How many of the lines below have the word "description" in them? The answer is that number and nothing more.

→ Dataset entries
---

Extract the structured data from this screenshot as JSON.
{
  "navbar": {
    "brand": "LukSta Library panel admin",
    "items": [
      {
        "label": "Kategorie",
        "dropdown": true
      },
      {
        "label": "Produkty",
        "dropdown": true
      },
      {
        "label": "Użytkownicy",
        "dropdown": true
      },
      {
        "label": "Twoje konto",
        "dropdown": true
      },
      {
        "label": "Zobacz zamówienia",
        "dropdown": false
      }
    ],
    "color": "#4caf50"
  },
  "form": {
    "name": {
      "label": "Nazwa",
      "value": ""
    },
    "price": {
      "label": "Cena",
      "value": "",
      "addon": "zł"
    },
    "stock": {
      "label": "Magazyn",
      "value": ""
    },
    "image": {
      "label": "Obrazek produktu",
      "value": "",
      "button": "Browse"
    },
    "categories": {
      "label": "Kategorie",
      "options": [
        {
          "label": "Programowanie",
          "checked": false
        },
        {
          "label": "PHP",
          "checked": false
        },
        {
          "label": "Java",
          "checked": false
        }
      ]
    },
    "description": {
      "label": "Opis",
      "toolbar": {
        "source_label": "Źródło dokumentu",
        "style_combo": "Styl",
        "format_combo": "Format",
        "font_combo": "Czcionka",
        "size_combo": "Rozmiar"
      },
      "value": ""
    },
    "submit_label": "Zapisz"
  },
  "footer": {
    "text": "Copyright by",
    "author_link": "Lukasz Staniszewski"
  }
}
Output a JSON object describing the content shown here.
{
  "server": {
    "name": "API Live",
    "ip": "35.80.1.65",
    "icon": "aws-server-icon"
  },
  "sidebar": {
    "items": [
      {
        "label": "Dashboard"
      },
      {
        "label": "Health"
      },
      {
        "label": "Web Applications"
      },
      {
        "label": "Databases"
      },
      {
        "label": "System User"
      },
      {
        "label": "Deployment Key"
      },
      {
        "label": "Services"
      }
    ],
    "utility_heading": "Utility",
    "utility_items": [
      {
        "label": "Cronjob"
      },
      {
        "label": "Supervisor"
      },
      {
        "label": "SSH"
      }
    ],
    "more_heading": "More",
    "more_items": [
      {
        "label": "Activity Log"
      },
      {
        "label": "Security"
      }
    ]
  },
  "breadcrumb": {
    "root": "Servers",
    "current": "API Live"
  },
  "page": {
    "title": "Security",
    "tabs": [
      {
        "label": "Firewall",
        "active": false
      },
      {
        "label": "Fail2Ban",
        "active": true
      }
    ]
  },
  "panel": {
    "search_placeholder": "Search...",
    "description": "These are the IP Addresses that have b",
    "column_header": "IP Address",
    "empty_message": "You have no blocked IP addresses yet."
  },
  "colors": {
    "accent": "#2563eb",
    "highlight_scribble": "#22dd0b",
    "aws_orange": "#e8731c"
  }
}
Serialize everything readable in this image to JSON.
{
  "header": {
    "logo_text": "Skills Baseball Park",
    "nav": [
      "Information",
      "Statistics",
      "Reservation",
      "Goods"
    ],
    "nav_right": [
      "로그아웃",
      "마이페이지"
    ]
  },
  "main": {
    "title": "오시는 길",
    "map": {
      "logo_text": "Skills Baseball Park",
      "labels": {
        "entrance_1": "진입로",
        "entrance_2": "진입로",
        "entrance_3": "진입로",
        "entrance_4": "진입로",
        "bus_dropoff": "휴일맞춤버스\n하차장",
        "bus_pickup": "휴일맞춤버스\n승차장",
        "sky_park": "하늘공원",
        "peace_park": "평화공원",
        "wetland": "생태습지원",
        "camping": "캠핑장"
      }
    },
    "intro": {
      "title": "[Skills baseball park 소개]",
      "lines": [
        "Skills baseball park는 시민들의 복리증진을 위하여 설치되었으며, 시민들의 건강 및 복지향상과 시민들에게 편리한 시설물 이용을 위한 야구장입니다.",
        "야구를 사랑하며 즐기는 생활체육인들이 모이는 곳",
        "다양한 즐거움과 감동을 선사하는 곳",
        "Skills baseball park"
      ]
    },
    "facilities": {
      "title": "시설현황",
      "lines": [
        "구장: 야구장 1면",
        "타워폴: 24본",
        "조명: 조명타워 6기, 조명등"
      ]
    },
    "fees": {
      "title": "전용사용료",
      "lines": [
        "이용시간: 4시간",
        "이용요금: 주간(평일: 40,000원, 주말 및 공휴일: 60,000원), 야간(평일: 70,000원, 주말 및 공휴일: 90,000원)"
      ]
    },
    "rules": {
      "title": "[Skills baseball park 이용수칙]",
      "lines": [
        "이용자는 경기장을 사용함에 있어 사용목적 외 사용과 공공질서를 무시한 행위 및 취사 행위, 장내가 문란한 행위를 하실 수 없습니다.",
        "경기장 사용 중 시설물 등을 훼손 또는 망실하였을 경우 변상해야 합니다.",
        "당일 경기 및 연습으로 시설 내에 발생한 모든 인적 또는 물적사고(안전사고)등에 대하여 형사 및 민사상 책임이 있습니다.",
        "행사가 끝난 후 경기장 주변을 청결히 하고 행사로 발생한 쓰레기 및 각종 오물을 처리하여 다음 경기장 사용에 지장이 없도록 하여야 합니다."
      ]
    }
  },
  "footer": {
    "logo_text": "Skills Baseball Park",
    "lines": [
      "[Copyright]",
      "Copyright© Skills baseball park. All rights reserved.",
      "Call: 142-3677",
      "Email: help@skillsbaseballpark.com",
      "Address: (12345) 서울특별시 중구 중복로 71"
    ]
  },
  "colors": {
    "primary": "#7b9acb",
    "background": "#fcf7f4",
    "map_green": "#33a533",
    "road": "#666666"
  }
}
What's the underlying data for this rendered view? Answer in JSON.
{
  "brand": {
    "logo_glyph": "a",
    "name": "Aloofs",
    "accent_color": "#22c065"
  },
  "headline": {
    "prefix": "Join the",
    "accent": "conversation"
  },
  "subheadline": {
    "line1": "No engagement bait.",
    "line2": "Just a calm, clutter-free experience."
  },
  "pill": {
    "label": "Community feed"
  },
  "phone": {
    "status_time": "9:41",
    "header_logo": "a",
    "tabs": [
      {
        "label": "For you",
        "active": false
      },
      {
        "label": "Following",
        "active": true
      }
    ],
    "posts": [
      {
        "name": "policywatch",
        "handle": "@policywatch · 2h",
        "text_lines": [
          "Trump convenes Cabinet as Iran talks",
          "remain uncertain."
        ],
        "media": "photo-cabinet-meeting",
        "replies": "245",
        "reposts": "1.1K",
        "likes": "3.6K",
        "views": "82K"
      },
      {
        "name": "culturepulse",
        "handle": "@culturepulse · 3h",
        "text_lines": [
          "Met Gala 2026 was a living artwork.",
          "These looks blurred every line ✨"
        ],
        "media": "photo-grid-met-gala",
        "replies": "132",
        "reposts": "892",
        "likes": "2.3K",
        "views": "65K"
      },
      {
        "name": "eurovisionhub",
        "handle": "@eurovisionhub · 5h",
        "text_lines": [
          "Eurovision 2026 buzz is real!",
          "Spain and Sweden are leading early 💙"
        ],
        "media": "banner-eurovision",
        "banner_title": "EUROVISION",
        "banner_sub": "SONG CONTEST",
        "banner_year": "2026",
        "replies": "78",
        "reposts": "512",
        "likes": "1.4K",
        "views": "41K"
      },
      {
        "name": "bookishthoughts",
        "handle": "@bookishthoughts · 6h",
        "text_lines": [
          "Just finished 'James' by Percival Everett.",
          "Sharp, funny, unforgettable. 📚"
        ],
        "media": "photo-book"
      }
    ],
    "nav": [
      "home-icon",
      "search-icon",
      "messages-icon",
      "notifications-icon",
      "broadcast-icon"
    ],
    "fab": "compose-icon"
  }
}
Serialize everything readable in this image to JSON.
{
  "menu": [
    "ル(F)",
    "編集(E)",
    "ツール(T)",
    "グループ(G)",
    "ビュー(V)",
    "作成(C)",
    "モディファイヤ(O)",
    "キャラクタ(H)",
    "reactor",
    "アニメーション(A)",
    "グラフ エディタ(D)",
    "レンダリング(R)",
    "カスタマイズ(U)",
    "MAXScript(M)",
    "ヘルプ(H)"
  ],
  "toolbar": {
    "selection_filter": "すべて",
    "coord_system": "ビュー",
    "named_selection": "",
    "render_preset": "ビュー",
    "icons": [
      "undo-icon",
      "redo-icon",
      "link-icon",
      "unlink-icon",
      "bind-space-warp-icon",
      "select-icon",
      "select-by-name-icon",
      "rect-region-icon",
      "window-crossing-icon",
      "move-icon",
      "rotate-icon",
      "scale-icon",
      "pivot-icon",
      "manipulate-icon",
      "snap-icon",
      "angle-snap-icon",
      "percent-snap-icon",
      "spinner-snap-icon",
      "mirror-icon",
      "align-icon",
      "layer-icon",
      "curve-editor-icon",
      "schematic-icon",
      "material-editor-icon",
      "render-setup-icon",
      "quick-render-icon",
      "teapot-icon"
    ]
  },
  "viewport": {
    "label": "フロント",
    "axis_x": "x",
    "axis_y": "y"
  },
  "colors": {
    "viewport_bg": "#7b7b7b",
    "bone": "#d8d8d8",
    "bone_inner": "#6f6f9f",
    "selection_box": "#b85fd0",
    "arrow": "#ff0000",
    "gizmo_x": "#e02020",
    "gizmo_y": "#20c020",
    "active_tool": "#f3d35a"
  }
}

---

→ Task output
2